And that’s what this was, as you may recall Curry flinging his mouthpiece late in Game 6 of the 2016 NBA Finals at Quicken Loans Arena in Cleveland. He was tossed from that game, too.

Of more importance, and what Curry has to take away from this is that he can’t afford another offense. Ever. Though he surely can afford it monetarily, it would rob the Warriors of their offensive catalyst.

Throwing a mouthpiece once is a forgivable mistake. Doing it twice is a relapse that some may forgive while others definitely will not. Doing it three or more times falls into the selfish category, even if selfishness is not a characteristic fairly applied to the two-time MVP.

It’s conceivable that no one in the NBA gets pushed and grabbed and knocked around as much, without a whistle, as does Curry. Part of this is on him, for not being better at selling calls. Part of it is on officials who typically use a different standard for him than those usually set for MVP-caliber players.

Through it all, and it has gone on for years, Curry rarely says a peep. He plays on, simmering, but staying on task.

“I think people on the outside automatically think that these guys can control everything and be robots and score 35 and be perfectly composed,” Warriors coach Steve Kerr said Monday morning. “But they’re all human beings, just like the rest of us. There’s going to be times where you lose your mind. There’s going to be times where you get angry and times where you’re in perfect mental and you’re playing at a high level and everything is under control.

But nobody can keep that level 100 percent of the time.”

Curry’s actions Saturday in Memphis were only partly the result of the officiating. The Warriors were losing, again. Curry was committing silly fouls, again. It was a buildup of unfavorable events and he lost it.

“We were playing terrible,” Curry said Monday morning. “I was frustrated because I was fouling. I thought I got fouled on the last play. The reaction was definitely a little over the top.

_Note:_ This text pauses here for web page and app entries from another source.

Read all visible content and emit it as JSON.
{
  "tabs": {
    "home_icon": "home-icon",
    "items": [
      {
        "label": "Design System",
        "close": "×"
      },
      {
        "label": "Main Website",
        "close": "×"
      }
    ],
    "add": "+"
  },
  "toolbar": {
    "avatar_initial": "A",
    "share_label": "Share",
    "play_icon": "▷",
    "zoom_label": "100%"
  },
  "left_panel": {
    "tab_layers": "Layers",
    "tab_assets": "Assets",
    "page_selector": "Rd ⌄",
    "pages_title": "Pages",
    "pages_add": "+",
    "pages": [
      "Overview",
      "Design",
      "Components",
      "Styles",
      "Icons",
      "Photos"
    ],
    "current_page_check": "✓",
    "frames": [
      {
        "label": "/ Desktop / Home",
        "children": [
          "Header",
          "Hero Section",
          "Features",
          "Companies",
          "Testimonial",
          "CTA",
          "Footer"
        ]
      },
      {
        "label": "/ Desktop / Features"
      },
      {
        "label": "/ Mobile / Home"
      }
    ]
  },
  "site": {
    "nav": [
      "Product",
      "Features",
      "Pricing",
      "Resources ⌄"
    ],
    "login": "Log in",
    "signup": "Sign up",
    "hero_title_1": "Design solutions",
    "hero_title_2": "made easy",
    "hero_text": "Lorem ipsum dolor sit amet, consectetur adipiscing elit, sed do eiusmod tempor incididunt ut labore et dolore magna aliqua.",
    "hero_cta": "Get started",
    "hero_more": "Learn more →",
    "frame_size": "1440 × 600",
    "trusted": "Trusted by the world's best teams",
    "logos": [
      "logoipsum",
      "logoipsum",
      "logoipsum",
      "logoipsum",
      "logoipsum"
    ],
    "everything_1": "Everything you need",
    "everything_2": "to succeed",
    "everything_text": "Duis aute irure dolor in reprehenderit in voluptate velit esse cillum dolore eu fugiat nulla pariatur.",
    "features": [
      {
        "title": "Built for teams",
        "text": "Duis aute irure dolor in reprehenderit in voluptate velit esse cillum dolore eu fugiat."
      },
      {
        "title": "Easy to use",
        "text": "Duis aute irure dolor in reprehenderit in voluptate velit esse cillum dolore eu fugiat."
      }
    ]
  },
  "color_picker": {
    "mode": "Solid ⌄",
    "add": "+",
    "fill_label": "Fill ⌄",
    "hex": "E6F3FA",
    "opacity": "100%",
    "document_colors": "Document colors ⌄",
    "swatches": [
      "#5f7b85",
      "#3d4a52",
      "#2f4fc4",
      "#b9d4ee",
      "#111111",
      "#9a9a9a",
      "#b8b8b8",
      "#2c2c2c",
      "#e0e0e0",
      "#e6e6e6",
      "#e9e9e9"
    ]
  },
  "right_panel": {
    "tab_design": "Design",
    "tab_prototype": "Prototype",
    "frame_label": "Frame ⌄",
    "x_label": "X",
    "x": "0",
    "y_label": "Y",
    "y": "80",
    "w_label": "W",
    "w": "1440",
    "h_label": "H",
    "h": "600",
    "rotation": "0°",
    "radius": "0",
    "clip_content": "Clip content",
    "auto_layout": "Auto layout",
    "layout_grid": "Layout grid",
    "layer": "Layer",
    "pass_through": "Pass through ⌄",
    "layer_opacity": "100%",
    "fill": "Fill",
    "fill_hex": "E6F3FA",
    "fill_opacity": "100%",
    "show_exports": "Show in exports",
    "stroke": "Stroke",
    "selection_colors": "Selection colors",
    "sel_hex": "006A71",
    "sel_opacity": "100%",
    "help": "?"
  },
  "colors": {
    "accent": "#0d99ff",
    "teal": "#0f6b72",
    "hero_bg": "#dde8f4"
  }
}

“Stuff happens. I’m going to try to continue to be myself and show some fire, but do it in a way that doesn’t take away from the team and misrepresent who I am.”

Curry said Monday that he didn’t bother to review his actions because he knew how unbecoming they were. He also expressed regret about lashing out. There was no need to brace for the fine he knew was coming.

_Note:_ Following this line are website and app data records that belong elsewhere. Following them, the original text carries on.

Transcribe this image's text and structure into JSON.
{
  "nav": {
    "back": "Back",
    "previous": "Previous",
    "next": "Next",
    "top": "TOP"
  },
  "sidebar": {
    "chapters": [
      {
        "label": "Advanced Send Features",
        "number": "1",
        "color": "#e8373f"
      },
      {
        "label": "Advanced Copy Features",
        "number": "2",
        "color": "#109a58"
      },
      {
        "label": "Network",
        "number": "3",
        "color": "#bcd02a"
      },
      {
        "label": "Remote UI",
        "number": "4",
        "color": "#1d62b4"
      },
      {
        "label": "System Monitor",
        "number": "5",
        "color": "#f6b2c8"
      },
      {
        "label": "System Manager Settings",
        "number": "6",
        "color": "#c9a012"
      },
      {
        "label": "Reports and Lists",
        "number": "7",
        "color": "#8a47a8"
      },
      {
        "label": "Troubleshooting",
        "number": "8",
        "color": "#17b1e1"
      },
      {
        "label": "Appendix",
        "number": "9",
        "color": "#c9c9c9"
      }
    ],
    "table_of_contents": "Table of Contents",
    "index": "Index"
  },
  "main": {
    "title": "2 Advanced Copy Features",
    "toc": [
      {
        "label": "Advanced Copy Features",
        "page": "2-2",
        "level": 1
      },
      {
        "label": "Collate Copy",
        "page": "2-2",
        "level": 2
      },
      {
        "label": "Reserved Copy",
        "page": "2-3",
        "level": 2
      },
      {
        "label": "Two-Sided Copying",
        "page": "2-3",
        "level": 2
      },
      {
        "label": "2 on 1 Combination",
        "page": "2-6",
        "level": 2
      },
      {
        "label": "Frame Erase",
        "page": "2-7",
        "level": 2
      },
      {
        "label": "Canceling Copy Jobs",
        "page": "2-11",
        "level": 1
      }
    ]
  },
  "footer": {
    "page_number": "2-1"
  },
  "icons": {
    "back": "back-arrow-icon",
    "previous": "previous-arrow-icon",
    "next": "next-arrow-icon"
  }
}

Next time, though it won’t be a fine that will take a fraction of his check. Next time, it’ll be a suspension that will take away a piece of the Warriors.

NBA fines Curry and Iguodala for incident in Memphis

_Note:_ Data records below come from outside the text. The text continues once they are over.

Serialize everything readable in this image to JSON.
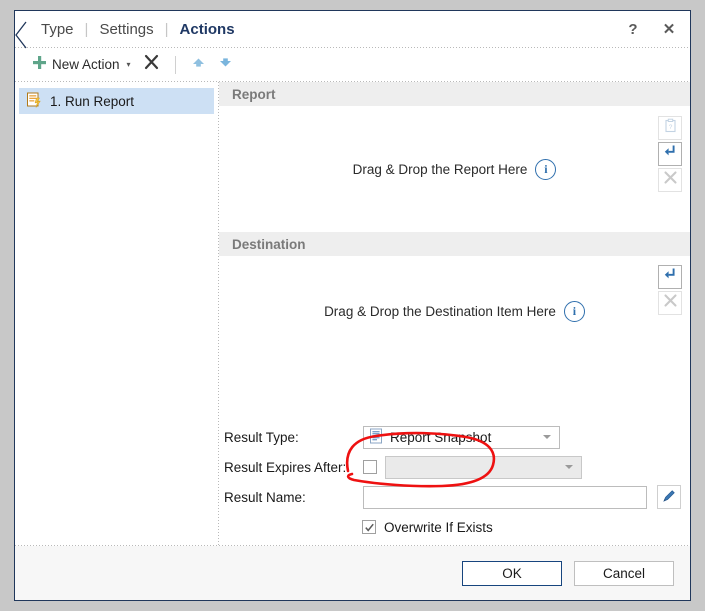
{
  "window": {
    "back_chevron_icon": "chevron-left-icon",
    "help_label": "?",
    "close_label": "✕"
  },
  "tabs": [
    {
      "label": "Type",
      "active": false
    },
    {
      "label": "Settings",
      "active": false
    },
    {
      "label": "Actions",
      "active": true
    }
  ],
  "tab_separator": "|",
  "toolbar": {
    "new_action_label": "New Action",
    "new_action_icon": "plus-icon",
    "new_action_caret": "▾",
    "delete_icon": "x-delete-icon",
    "move_up_icon": "arrow-up-icon",
    "move_down_icon": "arrow-down-icon"
  },
  "actions_list": {
    "items": [
      {
        "label": "1. Run Report",
        "icon": "run-report-icon",
        "selected": true
      }
    ]
  },
  "report_section": {
    "title": "Report",
    "drop_text": "Drag & Drop the Report Here",
    "info_icon_label": "i",
    "buttons": [
      {
        "name": "paste-button",
        "icon": "clipboard-icon",
        "enabled": false
      },
      {
        "name": "insert-button",
        "icon": "arrow-down-hook-icon",
        "enabled": true
      },
      {
        "name": "clear-button",
        "icon": "x-clear-icon",
        "enabled": false
      }
    ]
  },
  "destination_section": {
    "title": "Destination",
    "drop_text": "Drag & Drop the Destination Item Here",
    "info_icon_label": "i",
    "buttons": [
      {
        "name": "insert-button",
        "icon": "arrow-down-hook-icon",
        "enabled": true
      },
      {
        "name": "clear-button",
        "icon": "x-clear-icon",
        "enabled": false
      }
    ]
  },
  "form": {
    "result_type": {
      "label": "Result Type:",
      "value": "Report Snapshot",
      "icon": "document-icon",
      "options": [
        "Report Snapshot"
      ]
    },
    "result_expires_after": {
      "label": "Result Expires After:",
      "checked": false,
      "value": "",
      "disabled": true
    },
    "result_name": {
      "label": "Result Name:",
      "value": "",
      "placeholder": "",
      "edit_icon": "pencil-icon"
    },
    "overwrite_if_exists": {
      "label": "Overwrite If Exists",
      "checked": true,
      "check_glyph": "✓"
    }
  },
  "footer": {
    "ok_label": "OK",
    "cancel_label": "Cancel"
  },
  "annotation": {
    "type": "hand-drawn-ellipse",
    "color": "#ee1111",
    "targets": "overwrite_if_exists"
  },
  "colors": {
    "accent_blue": "#1f3864",
    "selection_blue": "#cde0f4",
    "plus_green": "#5fa58a",
    "icon_blue": "#2f6fad",
    "annotation_red": "#ee1111",
    "section_header_bg": "#eeeeee"
  }
}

curry-stephen-ref-mad.jpg
USATI

NBA fines Curry and Iguodala for incident in Memphis

Programming note: Warriors-Mavs coverage starts today at 4:30pm with Warriors Pregame Live on NBC Sports Bay Area.

Steph Curry owes the NBA some money.

The two-time MVP was fined $50,000 for throwing his mouthpiece near the end of Saturday night's game in Memphis, the league announced.

He won't be suspended.

Andre Iguodala was fined $15,000 for verbally abusing a game official.

"I want to play tonight. Don't think a suspension is necessary," Curry said following shootaround on Monday. "I'm pretty sure based on the precedent that was set last time I threw my mouthpiece, there'll be a fine.

"The timing is getting a little tight thinking about preparing for tonight, but just gotta wait and see."

Curry was fined $25,000 for throwing his mouthpiece during Game 6 of the 2016 Finals.

He did not need to rewatch the incident from Saturday to know he was in the wrong.

"In the grand scheme of things, it's Game 3, we were playing terrible," Curry explained on Monday. "I was frustrated because I was fouling, I thought I got fouled on the last play and the reaction was definitely a little over the top.

"Stuff happens. Try to continue to be myself, show some fire, but do it in a way that doesn't take away from the team and misrepresent who I am."

Kevin Durant -- who was also ejected from the game -- apparently won't receive any additional punishment.

Drew Shiller is the co-host of Warriors Outsiders and a Web Producer at NBC Sports Bay Area. Follow him on Twitter @DrewShiller